Page:Folk-lore - A Quarterly Review. Volume 17, 1906.djvu/435

From Wikisource
Jump to navigation Jump to search
This page needs to be proofread.

Custom and Belief in Icelandic Sagas. 419

good crops. At last his body was divided into

four parts, which were buried in Ringerige, Rau-

marige, Westfold, and Hedemark : a mixture of

the local cult of a hero's tomb with king-sacrifice

to induce fertility.

In connexion with this point must be noticed the

anxiety of the people that the Christian King Hakon

should offer sacrifice for peace and a good year, as his

fathers used to do.

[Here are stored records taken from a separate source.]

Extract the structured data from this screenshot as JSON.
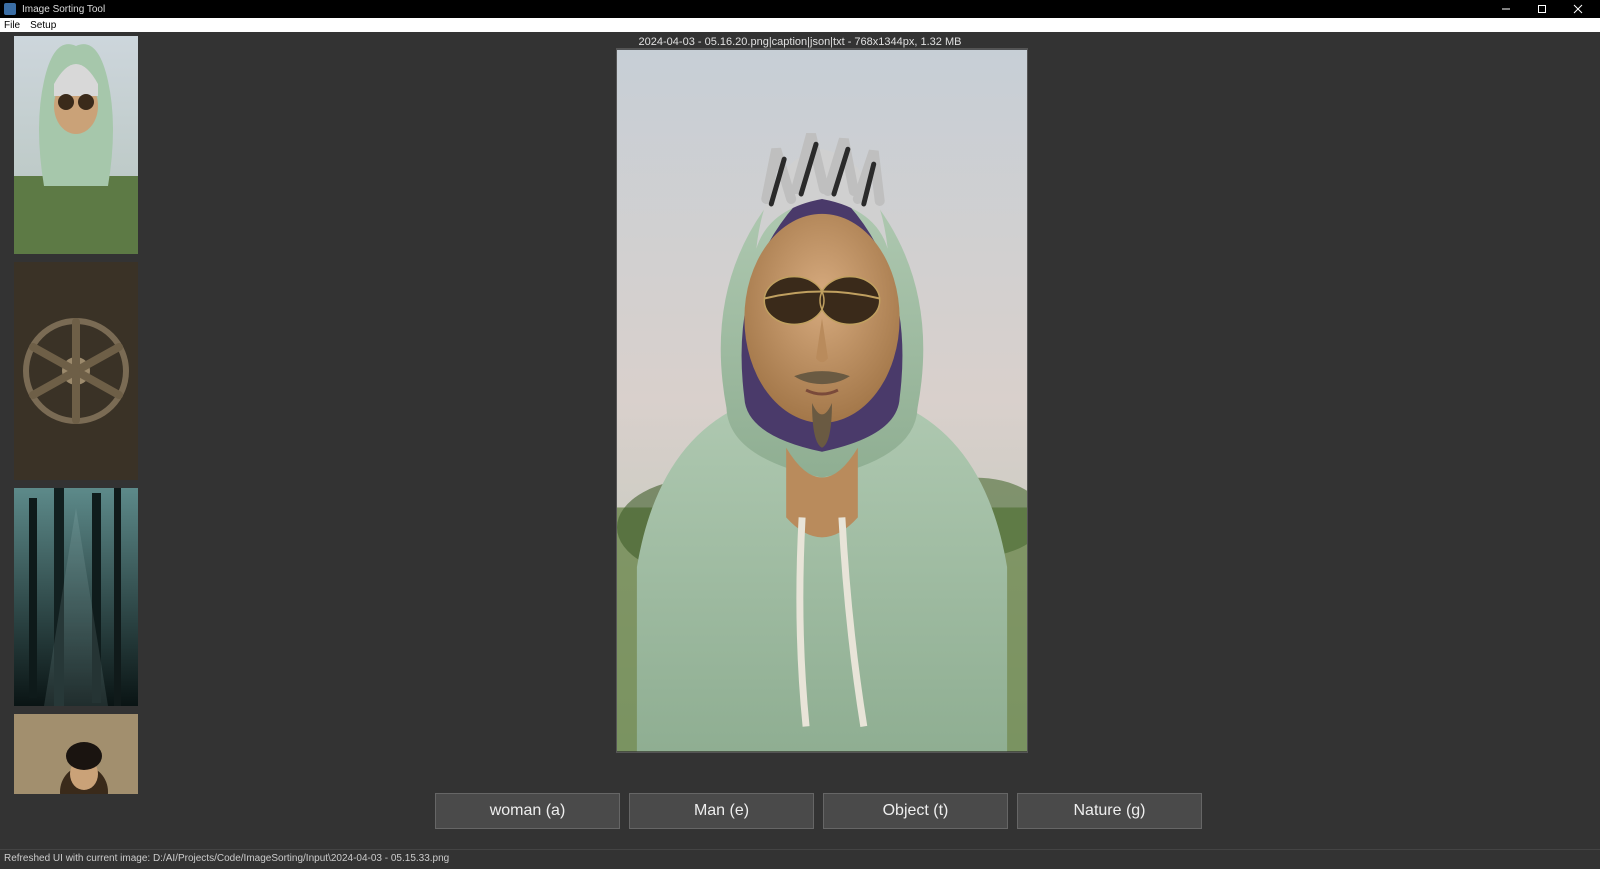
{
  "window": {
    "title": "Image Sorting Tool"
  },
  "menu": {
    "items": [
      "File",
      "Setup"
    ]
  },
  "info": {
    "label": "2024-04-03 - 05.16.20.png|caption|json|txt - 768x1344px, 1.32 MB"
  },
  "buttons": [
    {
      "label": "woman (a)"
    },
    {
      "label": "Man (e)"
    },
    {
      "label": "Object (t)"
    },
    {
      "label": "Nature (g)"
    }
  ],
  "status": {
    "text": "Refreshed UI with current image: D:/AI/Projects/Code/ImageSorting/Input\\2024-04-03 - 05.15.33.png"
  }
}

Another mythical king, On, in Ynglinga Saga, sacrificed his sons to Odin for long life, apparently that he might have the years they had not lived.

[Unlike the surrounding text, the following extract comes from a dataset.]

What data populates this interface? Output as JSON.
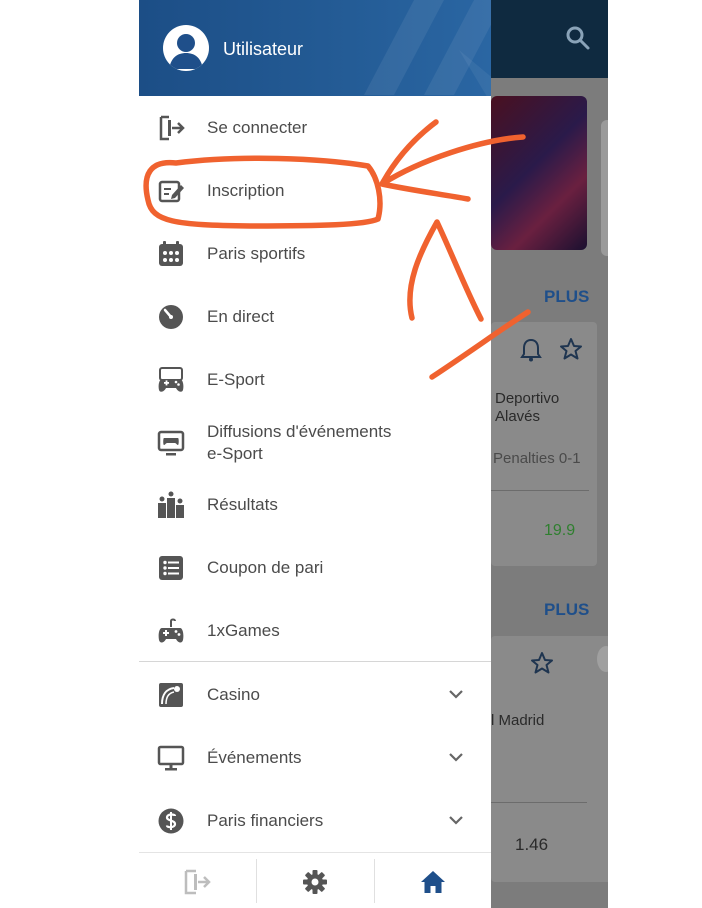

In Iceland, the saga-writers state {Eyrbyggja) that in their day " the doom-ring is still seen where men were doomed to sacrifice, and Thor's stone, on which men were broken for sacrifice." Before the end of the first half of the tenth century, that is to say, within a few years of the completion of the settlement, it was no longer customary, for it is mentioned in the Waterdale Saga (about 936) as a matter of hearsay only : " Thorolf Heljarskin had sacrificial dens, and people thought he sacrificed both men and cattle." As late as 970 we find a proposal to revive it in a special emergency ; in an unusually hard winter, the Reykdale priest proposed that men should vow to give to the temple, expose children, and kill old men. Askell objected, and though many opposed him, carried the day, and all who were reason- able thought he spoke well.

The test of paganism on the establishment of Christianity in the year 1000 was the eating of horseflesh. According to the account in Njala, it was forbidden, together with idolatry and the exposure of children, while sacrifice was to be allowed in private, though a man was subject to outlawry if the matter became known. Kristni Saga says the eating of horseflesh was allowed at first. Yet the custom is very seldom mentioned, and that only